(Given information)
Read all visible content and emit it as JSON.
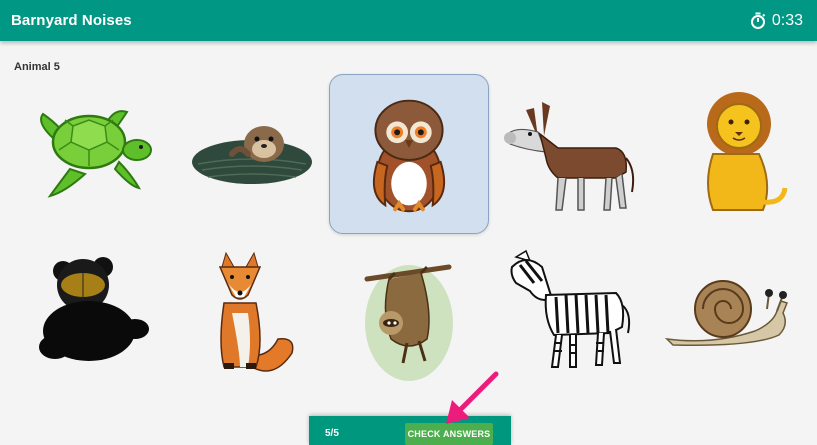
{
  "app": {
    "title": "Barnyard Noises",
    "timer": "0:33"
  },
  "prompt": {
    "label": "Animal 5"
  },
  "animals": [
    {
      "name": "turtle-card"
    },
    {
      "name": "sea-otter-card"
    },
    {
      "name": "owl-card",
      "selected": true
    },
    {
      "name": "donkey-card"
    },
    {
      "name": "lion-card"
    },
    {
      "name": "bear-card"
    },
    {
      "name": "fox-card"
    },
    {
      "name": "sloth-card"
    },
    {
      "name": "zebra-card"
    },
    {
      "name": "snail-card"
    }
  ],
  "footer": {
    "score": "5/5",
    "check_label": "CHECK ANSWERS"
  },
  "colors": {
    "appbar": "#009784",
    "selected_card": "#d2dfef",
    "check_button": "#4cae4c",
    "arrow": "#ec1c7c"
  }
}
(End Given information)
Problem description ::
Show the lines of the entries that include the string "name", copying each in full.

Exercise answer ::
      "name": "turtle-card"
      "name": "sea-otter-card"
      "name": "owl-card",
      "name": "donkey-card"
      "name": "lion-card"
      "name": "bear-card"
      "name": "fox-card"
      "name": "sloth-card"
      "name": "zebra-card"
      "name": "snail-card"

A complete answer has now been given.